The entire process of making and wearing leis was and is a spiritual practice. The objects are carefully selected, the art of crafting the lei is fine-tuned and difficult, and the differences between leis are significant to the task that is being done while wearing them. Unfortunately, the mass production strips the lei of some of its significance.

Ways to Honor the Tradition

If you’re planning to visit Hawaii, you can engage with the lei the old fashioned way if you wish to. The best way to do this is by ordering a flower lei greeting when you arrive at the airport. It may seem unusual to order a greeting for yourself, but you’ll be granted with a warm welcome and a beautiful lei, just like those who visited the islands hundreds of years ago.

Beyond that, there aren’t many rules to wearing a lei. It’s important to recognize, however, that it is a significant object to the people of Hawaii, and it shouldn’t be treated with disrespect. The lei exists as a greeting, a reminder, and a spiritual tool.

People give out leis at nearly every special occasion, so there is a strong association between celebration and achievement when someone wears a lei. Because of this, giving a lei is a common and ordinary thing in Hawaii. This leads to the only real rule that there is when it comes to receiving one– always accept it.

Unless you have an allergy or some other difficulty with the lei, it’s best to receive it warmly when given to you.

Come to Hawaii!

The islands are filled with adventure and excitement. The Hawaiian lei is far from the only cultural gem that the islands have to offer, and we want you to experience it fully. Start your trip by getting the best tips and tricks.

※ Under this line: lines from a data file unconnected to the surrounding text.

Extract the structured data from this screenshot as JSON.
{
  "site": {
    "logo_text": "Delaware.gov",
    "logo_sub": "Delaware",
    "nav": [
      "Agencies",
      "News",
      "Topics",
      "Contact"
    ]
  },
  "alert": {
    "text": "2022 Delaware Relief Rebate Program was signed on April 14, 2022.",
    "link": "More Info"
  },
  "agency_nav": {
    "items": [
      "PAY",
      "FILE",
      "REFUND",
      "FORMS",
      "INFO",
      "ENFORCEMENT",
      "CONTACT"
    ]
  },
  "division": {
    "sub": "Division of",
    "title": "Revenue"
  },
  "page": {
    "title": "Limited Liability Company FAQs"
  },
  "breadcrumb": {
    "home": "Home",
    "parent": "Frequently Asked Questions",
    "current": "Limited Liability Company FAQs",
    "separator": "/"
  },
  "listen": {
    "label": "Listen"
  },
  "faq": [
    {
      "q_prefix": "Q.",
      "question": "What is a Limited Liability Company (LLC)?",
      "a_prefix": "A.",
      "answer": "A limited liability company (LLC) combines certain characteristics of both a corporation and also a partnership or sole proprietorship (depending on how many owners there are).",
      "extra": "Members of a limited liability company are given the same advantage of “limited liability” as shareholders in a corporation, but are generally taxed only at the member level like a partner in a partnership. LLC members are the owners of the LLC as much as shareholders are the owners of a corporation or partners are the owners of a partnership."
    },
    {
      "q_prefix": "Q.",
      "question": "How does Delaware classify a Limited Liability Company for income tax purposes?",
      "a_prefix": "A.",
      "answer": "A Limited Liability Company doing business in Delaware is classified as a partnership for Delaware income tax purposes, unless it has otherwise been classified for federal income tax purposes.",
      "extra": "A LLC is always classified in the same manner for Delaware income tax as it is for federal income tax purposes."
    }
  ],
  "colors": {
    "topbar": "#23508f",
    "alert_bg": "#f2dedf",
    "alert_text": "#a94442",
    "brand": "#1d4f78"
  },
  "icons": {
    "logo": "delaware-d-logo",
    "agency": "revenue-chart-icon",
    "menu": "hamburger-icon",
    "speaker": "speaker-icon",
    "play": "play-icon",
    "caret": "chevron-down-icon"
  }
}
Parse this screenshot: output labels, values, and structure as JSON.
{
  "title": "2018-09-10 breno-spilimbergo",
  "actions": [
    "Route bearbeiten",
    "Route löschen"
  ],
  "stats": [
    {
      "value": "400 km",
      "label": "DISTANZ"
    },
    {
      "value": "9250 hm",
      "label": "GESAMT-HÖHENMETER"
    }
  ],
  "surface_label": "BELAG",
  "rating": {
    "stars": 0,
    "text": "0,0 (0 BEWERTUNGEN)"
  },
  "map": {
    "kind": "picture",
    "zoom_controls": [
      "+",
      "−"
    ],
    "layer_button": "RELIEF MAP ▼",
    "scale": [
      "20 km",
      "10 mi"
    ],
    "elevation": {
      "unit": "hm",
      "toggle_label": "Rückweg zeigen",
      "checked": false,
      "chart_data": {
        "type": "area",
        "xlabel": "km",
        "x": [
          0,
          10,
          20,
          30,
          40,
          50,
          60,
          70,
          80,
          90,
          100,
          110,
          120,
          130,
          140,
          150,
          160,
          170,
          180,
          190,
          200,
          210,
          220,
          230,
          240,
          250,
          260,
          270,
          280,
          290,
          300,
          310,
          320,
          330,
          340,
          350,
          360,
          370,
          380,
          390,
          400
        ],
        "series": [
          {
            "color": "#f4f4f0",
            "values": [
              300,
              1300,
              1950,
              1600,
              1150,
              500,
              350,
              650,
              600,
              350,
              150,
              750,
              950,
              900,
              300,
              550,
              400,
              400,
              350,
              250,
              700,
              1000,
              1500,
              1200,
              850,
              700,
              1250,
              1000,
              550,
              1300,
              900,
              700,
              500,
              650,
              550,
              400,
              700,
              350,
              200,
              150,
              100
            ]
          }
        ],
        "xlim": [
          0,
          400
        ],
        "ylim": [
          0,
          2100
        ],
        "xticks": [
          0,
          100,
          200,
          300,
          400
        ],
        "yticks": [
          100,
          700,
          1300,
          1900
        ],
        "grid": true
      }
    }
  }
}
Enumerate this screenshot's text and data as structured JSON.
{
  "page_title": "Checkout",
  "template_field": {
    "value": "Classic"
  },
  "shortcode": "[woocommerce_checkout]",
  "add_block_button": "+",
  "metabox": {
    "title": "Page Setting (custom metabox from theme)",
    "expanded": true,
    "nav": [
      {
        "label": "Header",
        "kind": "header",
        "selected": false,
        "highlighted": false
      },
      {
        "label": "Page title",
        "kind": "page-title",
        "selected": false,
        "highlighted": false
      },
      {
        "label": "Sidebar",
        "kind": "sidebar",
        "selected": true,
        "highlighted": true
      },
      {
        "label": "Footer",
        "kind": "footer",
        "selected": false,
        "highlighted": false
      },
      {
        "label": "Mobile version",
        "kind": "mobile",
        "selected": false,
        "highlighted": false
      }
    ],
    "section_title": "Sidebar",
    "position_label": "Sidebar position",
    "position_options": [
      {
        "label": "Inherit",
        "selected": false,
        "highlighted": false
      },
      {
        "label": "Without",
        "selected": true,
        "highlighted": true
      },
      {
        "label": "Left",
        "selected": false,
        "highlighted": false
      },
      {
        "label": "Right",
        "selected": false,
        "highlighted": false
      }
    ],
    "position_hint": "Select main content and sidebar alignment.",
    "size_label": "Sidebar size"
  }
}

If you’re interested in learning more about a trip to Hawaii, we have all the information you need. You can also buy Hawaiian flowers from our beautiful collection.